With the second Test due to start at Lord’s on Thursday, questions will remain about the batting, which continues to look very fragile. Many have blamed the preponderance of T20 cricket, made even worse by the introduction of a second very short format in the Hundred. However, a comparison of the workloads for both sides since the start of the 2019 season shows that we might need to look elsewhere. In that period, England’s batsmen had, on average, played double the number of first-class innings compared to their Indian counterparts, who had batted in 50 per cent more T20 games.


Instead, one might note that all six of England’s batsmen had a lower Test average than for first-class cricket, suggesting that the county game isn’t quite challenging enough; meanwhile, for India, two of their batsmen have been better in Test cricket, while Kohli has not played a first-class innings outside the Test arena in the whole period. Taking the top five from both sides, based on recent averages, only Root from England would make the combined line-up.

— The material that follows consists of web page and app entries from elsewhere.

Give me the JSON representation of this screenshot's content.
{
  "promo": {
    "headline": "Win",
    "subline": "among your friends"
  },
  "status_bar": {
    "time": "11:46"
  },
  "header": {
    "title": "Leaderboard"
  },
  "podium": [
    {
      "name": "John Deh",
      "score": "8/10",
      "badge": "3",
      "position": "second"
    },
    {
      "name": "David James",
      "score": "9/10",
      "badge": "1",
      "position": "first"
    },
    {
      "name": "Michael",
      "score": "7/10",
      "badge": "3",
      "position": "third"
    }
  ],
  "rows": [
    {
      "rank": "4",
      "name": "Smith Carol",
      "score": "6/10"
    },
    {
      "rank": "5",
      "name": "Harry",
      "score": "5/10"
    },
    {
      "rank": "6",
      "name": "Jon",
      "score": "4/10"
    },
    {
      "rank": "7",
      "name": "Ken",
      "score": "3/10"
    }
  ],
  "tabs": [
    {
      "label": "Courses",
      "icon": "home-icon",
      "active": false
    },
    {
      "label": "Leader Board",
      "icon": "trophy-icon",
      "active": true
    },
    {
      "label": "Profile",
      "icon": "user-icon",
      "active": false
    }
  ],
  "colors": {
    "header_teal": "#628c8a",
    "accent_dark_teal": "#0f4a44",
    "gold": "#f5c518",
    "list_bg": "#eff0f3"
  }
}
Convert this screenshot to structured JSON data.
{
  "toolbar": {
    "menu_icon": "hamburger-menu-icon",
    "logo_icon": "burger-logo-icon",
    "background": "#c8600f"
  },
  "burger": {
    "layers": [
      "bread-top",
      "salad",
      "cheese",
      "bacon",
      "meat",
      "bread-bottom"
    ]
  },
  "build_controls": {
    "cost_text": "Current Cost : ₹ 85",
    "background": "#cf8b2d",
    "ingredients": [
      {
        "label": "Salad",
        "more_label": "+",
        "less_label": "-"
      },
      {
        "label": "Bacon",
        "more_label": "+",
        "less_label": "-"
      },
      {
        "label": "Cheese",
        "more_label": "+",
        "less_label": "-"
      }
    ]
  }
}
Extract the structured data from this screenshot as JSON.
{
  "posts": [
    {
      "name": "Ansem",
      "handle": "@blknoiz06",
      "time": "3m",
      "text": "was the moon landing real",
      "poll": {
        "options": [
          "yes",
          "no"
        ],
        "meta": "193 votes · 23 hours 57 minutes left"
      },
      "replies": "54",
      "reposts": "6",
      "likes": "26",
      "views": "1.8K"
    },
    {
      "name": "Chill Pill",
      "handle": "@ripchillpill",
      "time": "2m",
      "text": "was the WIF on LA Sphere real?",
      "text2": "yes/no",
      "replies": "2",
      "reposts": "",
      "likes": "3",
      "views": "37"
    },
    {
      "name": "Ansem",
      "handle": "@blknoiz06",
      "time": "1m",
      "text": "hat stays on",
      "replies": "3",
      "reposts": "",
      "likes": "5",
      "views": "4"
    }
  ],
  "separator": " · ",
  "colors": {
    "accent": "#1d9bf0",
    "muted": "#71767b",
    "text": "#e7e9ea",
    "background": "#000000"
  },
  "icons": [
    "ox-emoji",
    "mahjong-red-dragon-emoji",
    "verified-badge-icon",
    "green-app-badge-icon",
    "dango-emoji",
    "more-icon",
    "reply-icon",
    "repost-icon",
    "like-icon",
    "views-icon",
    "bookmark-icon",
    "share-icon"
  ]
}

Michael Vaughan was criticised for ignoring the short format as a reason for England’s batting failings, and for suggesting it was the quality of the batsmen that was at fault. These figures would tend to support his argument, while also providing evidence that the current cricket calendar is not helping England’s red-ball players achieve peak performance. As Root commented after the match, Test cricket is the best and most significant format; it is time it was treated that way by those who run the game. Currently, the focus appears to be on the most money-generating shorter formats, rather than on the format the players recognise as the true test of their mettle. Money is obviously essential to the game’s survival, but the traditional formats are the game’s most valuable legacy.


England and India Top Six Since the Start of the 2019 Season


                                    F-c                               Test                                         T20*

                                    Inns     Runs    Ave      Inns     Runs    Ave                  Inns     Runs

R.J.Burns                    67        2618    39.66   34        1229    36.14               18          273

D.P.Sibley                   68        2741    44.93   35          985    30.78               11          261

Z.Crawley                   70        2179    32.52   24          704    29.33               32        1039

J.E.Root                      58        2619    47.61   46        2029    46.11               11          422

J.M.Bairstow               25          493    21.43   22          391    19.55               60        2091

D.W.Lawrence            52        1818    40.40   13          329    33.00               34          875

Average                      56.6                             29                                            27.6


R.G.Sharma                20        1103    58.05   19        1094    60.77               51        1520

K.L.Rahul                     7          228    32.57     4          101    25.25               64        2585

C.A.Pujara                  44        1582    35.95   30          841    28.03               –           –

V.Kohli                       24          934    42.45   24          934    42.45               58        2024

A.M.Rahane                54        1863    38.02   30        1159    42.92               22          514

R.R.Pant                     22          815    42.89   20          707    39.27               55        1381

Average                      28.5                             21.1                                         41.6


*inc The Hundred